Pick each line that has "formulário" out of the records.

RECORDS FOR THIS TASK: Begin

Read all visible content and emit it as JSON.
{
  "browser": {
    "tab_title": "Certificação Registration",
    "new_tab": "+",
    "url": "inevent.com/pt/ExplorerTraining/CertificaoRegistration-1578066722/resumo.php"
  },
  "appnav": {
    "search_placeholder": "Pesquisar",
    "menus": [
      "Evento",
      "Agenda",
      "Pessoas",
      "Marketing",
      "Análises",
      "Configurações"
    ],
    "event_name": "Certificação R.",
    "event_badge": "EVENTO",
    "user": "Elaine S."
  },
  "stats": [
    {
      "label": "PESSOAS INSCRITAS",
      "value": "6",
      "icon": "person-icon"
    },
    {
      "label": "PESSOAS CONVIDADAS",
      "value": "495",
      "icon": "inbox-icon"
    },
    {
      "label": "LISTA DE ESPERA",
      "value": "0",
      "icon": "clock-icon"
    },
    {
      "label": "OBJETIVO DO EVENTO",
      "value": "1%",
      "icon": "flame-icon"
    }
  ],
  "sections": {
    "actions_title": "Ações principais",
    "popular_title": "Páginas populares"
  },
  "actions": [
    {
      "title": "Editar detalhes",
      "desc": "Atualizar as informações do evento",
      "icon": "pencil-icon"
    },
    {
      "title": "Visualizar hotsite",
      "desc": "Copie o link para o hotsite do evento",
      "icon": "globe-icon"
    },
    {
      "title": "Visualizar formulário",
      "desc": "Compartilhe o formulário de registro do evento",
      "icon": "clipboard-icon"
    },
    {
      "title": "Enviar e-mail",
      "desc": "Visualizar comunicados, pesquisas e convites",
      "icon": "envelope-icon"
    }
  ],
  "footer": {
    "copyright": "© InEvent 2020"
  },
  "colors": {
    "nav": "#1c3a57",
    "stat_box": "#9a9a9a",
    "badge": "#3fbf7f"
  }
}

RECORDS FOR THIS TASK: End

• **TASK ANSWER**
      "title": "Visualizar formulário",
      "desc": "Compartilhe o formulário de registro do evento",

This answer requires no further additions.